» REQUIRED ACTION: Return the lines of the data below in which the string "image" occurs.

━━ TASK INPUT ━━

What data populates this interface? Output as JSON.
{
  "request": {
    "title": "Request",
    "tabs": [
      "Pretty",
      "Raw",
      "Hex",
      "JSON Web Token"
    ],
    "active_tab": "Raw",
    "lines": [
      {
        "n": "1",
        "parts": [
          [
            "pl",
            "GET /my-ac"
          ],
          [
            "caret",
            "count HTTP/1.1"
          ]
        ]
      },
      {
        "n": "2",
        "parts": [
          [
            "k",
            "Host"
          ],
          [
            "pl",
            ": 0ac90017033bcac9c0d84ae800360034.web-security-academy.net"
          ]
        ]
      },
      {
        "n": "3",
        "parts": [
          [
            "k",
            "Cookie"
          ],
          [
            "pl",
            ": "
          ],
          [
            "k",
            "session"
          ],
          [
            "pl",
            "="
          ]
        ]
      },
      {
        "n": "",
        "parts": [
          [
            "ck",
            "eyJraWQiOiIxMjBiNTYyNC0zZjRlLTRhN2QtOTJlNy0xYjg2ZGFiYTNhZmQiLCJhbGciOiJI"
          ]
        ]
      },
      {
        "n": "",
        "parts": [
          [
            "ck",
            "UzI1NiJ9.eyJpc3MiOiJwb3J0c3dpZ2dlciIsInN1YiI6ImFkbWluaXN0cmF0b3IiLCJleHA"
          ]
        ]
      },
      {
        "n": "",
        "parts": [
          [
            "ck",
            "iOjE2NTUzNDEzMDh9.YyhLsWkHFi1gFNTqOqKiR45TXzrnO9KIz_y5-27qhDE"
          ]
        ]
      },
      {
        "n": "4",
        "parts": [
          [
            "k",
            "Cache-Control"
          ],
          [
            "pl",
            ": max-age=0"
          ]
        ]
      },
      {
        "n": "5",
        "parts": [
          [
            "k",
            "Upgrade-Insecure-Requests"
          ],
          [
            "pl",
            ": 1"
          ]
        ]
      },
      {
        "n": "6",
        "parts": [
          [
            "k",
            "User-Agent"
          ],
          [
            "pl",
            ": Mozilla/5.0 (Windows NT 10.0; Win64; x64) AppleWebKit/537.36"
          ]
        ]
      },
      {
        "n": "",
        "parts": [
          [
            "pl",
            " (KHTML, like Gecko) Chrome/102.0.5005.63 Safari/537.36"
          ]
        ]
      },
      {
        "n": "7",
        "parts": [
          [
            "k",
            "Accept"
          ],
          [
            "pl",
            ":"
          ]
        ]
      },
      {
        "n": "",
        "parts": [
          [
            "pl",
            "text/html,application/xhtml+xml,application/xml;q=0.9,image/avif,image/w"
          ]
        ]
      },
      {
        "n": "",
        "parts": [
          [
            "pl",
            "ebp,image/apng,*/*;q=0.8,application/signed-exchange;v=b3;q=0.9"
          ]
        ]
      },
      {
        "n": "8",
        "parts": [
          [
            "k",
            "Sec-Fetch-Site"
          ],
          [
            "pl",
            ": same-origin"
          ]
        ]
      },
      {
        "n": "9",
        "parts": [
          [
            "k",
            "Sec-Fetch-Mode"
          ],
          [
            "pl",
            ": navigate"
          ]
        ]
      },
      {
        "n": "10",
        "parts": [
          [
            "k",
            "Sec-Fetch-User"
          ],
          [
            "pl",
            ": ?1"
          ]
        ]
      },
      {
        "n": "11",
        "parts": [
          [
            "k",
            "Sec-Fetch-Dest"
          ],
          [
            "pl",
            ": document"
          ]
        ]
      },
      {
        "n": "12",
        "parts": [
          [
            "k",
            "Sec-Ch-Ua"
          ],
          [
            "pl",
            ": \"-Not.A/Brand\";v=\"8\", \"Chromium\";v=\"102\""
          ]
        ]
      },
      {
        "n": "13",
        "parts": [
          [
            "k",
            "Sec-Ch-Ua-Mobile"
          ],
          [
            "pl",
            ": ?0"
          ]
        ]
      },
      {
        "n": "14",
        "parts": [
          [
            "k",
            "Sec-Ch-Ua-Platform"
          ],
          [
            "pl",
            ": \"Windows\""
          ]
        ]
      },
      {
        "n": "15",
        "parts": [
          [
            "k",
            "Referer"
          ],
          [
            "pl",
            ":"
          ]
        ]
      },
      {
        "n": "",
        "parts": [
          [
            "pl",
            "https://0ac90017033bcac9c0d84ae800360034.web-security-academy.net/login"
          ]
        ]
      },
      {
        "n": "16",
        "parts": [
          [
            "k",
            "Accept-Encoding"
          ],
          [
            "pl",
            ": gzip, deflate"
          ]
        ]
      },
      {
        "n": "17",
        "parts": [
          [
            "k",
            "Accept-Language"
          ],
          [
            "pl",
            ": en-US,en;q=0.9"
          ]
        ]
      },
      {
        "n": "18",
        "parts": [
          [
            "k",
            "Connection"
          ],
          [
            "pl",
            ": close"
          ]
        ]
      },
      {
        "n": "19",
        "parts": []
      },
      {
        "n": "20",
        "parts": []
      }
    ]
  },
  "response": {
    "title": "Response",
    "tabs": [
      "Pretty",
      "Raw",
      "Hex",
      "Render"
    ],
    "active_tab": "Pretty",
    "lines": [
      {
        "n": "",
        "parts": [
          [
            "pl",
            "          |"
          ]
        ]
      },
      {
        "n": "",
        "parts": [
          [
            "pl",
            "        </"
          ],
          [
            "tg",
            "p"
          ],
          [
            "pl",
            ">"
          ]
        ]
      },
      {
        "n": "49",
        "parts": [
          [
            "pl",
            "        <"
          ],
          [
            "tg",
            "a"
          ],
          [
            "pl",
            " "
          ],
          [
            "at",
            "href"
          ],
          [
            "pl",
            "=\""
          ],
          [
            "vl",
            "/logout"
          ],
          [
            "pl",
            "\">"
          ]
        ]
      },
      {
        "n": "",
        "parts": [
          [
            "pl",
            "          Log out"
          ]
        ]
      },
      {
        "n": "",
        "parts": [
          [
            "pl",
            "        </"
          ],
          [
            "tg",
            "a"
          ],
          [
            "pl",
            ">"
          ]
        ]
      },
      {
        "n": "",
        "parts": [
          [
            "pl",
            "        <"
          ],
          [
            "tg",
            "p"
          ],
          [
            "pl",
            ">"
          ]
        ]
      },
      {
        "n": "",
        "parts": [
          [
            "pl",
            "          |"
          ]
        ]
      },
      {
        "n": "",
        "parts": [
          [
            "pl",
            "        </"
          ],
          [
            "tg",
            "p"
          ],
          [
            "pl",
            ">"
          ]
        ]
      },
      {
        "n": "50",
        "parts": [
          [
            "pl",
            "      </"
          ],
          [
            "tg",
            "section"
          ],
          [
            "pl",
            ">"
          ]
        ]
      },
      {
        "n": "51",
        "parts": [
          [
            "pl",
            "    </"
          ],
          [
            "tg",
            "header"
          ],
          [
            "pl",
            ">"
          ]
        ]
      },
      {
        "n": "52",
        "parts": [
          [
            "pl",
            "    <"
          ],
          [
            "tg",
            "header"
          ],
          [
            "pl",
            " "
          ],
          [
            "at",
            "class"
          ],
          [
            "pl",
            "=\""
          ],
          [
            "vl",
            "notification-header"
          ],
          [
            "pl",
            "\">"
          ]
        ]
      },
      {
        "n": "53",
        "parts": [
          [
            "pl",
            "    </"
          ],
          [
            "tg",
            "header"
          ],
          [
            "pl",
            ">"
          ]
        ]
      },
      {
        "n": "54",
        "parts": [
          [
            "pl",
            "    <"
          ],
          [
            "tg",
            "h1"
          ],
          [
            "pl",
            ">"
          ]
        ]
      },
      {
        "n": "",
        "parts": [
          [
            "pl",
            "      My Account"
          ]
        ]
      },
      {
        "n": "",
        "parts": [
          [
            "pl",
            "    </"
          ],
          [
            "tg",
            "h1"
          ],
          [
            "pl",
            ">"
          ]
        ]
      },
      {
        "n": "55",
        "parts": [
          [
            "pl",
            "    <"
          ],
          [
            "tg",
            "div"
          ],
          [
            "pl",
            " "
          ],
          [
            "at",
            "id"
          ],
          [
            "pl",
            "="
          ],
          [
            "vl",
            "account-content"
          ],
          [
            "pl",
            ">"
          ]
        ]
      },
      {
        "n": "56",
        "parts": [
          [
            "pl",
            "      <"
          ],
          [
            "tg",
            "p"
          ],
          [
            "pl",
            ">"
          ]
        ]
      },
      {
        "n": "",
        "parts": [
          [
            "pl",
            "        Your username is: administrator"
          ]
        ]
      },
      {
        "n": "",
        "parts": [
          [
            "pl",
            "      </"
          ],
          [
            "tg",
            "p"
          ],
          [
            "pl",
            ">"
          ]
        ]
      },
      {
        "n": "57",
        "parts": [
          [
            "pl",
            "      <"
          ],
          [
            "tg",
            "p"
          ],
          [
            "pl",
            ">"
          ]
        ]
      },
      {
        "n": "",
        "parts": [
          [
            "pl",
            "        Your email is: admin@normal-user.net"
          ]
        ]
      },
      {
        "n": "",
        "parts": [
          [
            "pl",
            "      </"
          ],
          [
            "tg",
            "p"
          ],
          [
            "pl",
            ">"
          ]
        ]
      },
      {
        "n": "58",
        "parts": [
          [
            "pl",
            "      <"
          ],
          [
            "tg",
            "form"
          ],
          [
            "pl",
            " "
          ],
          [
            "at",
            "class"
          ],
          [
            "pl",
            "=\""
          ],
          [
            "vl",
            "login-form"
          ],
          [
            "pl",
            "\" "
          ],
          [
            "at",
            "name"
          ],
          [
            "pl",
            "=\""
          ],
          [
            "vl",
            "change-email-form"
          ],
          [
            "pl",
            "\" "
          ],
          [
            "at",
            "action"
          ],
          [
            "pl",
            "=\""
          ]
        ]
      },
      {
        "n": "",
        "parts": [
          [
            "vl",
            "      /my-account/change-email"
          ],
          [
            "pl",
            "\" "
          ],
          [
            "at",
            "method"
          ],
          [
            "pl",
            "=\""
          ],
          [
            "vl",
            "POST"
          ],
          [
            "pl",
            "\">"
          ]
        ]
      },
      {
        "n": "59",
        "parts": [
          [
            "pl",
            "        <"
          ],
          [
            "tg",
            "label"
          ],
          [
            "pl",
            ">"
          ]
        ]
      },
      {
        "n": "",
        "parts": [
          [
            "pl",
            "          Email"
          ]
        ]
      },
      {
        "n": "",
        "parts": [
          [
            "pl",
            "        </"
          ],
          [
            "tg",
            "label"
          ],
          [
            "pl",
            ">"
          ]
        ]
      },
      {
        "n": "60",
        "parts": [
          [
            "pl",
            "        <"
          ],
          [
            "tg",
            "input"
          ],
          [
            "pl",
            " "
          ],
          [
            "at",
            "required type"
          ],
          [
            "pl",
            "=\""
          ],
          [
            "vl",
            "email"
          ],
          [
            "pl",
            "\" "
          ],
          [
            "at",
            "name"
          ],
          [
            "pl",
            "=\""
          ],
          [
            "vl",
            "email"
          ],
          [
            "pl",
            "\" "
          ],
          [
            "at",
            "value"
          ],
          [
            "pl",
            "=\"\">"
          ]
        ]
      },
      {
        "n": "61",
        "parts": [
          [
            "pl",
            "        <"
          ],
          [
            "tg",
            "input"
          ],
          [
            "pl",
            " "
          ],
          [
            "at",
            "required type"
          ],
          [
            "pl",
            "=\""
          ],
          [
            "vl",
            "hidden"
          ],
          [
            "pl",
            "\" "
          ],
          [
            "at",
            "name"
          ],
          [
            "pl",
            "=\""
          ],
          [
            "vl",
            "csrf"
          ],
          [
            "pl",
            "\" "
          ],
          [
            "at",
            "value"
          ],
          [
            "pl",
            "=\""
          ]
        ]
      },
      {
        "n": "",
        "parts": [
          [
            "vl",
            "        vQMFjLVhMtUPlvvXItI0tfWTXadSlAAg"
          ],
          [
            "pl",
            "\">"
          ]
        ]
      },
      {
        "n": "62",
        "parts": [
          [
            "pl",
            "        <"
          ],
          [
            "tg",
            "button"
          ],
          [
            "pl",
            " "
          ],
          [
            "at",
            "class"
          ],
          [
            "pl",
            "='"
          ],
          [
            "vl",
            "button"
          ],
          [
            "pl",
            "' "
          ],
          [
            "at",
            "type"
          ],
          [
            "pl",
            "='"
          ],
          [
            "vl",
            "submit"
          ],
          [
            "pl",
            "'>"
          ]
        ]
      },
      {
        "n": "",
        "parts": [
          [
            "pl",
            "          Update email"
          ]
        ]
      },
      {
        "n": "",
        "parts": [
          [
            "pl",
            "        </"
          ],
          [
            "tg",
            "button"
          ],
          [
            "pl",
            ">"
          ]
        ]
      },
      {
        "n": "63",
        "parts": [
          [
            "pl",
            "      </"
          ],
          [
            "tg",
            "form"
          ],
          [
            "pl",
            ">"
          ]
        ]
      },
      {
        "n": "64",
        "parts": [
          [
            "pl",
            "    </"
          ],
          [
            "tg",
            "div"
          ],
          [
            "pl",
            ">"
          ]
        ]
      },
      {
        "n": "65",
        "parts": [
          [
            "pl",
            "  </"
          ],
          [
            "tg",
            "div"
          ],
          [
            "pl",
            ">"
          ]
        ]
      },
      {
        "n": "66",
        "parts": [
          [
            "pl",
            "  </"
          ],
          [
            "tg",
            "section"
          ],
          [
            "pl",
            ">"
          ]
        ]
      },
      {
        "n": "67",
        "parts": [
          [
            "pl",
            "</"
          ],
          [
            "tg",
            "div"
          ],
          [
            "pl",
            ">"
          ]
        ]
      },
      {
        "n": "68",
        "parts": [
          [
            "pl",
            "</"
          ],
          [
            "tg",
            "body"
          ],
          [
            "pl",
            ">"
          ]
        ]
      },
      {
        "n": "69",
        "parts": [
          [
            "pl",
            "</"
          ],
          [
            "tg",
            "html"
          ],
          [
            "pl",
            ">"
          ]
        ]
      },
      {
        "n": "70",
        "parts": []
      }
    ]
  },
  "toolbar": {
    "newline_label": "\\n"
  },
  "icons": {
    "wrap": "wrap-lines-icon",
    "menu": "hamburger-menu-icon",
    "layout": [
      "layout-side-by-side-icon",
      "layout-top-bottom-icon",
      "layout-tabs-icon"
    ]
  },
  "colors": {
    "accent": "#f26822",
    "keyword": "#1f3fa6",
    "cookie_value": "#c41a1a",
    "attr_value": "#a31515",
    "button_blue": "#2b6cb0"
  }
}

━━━

» TASK ANSWER:
            "text/html,application/xhtml+xml,application/xml;q=0.9,image/avif,image/w"
            "ebp,image/apng,*/*;q=0.8,application/signed-exchange;v=b3;q=0.9"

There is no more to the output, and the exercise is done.